YouTube’s Video Compression

By default, YouTube streams video in the VP9 format with stereo Opus audio. If the user’s device does not support this, then H.264 (MPEG-4 AVC) video is used with stereo AAC audio.

How Does YouTube Deliver Video?

YouTube delivers video over HTTP through a technology called adaptive bitrate streaming. Basically, the video begins playing at a low bitrate. If the client senses that it can handle a higher bitrate, the client asks the server to send a faster bitrate. This process continues until the client and the server decide upon the bitrate most appropriate for streaming the video to that particular user. Thus, the user obtains the highest quality video onscreen that the Internet is able to deliver at that point in time depending on the user’s equipment and the state of traffic (i.e., availability of bandwidth) on the Internet at the time.

How Long Can Your Video Be?

By default, every YouTube user can upload videos up to 15 minutes long. To upload longer videos, you must apply to increase your limit, in which case the maximum file size is 128 GB. Follow this link to learn more about increasing your limit.

What Formats Are Accepted?

YouTube accepts the following video file formats: .MOV, .MPEG4, .MP4, .AVI, .WMV, .MPEGPS, .FLV, .3GPP, and .WebM. Before uploading, interlaced videos should be deinterlaced because YouTube displays video using progressive scanning in which the frames are drawn from top to bottom instead of interlacing the frame by displaying the the odd followed by the even scan lines.
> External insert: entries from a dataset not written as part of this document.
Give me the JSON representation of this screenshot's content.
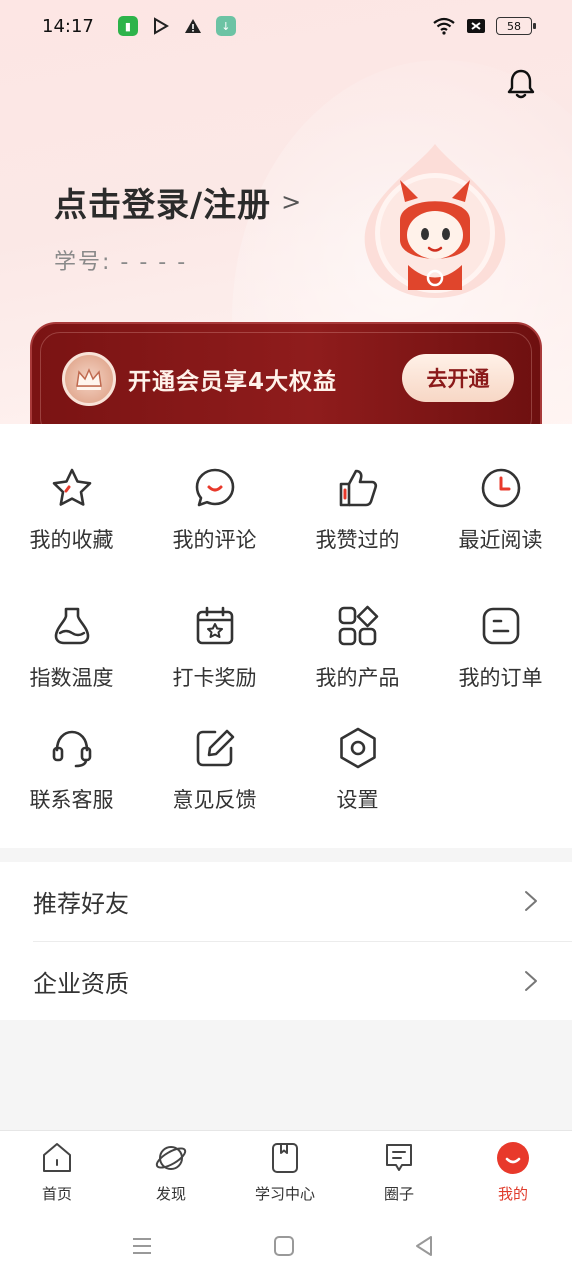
{
  "status_bar": {
    "time": "14:17",
    "battery": "58"
  },
  "header": {
    "login_text": "点击登录/注册",
    "login_chevron": ">",
    "student_id_label": "学号:",
    "student_id_value": "- - - -",
    "bell_icon": "bell-icon"
  },
  "vip": {
    "text": "开通会员享4大权益",
    "button": "去开通"
  },
  "grid": {
    "items": [
      {
        "label": "我的收藏",
        "icon": "star-icon"
      },
      {
        "label": "我的评论",
        "icon": "comment-icon"
      },
      {
        "label": "我赞过的",
        "icon": "thumbs-up-icon"
      },
      {
        "label": "最近阅读",
        "icon": "clock-icon"
      },
      {
        "label": "指数温度",
        "icon": "flask-icon"
      },
      {
        "label": "打卡奖励",
        "icon": "calendar-star-icon"
      },
      {
        "label": "我的产品",
        "icon": "apps-icon"
      },
      {
        "label": "我的订单",
        "icon": "order-icon"
      },
      {
        "label": "联系客服",
        "icon": "headset-icon"
      },
      {
        "label": "意见反馈",
        "icon": "edit-icon"
      },
      {
        "label": "设置",
        "icon": "settings-icon"
      }
    ]
  },
  "list": {
    "items": [
      {
        "label": "推荐好友"
      },
      {
        "label": "企业资质"
      }
    ]
  },
  "tabs": {
    "items": [
      {
        "label": "首页",
        "icon": "home-icon"
      },
      {
        "label": "发现",
        "icon": "planet-icon"
      },
      {
        "label": "学习中心",
        "icon": "book-icon"
      },
      {
        "label": "圈子",
        "icon": "chat-icon"
      },
      {
        "label": "我的",
        "icon": "mine-icon",
        "active": true
      }
    ]
  },
  "colors": {
    "accent": "#e03c2c",
    "vip_bg": "#8f1c1c",
    "icon_red": "#e8392b",
    "icon_dark": "#333333"
  }
}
Back in the day, interlacing was used in analog television to reduce flicker on the screen.

What Resolutions Are Accepted?

YouTube has gradually increased the frame size limit, which was 320x240 pixels when YouTube started in 2005. In March of 2008, the limit increased to 480x360, and later that year, 720p (1280x720 pixels) began to be supported in November of 2008. 1080p support (1920x1080) came in November 2009, followed by 4K support (3840x2160) in July 2010. In June 2015, YouTube added support for 8K resolution which plays videos at 7680x4320 pixels.

What Frame Rates Are Accepted?

According to the video encoding page at YouTube’s help center, “Content should be encoded and uploaded in the same frame rate it was recorded. Common frame rates include: 24, 25, 30, 48, 50, 60 frames per second (other frame rates are also acceptable). Interlaced content should be deinterlaced before uploading. For example, 1080i60 content should be deinterlaced to 1080p30, going from 60 interlaced fields per second to 30 progressive frames per second.”

360 Degree Videos

YouTube supports 360 degree videos that you can view with Google Cardboard. To learn how to do so, follow this link to 360 degree videos in Cardboard instructions.

Virtual Reality Videos

Virtual reality (VR) videos create a sense of depth by making near things look near, and far things look far. YouTube supports VR videos with Google Cardboard but you can still watch the videos if you do not have a Cardboard viewer, in which case the video will appear as a 360 degree video without 3D. To learn how to create and upload virtual reality videos, follow this YouTube help center link to virtual reality videos.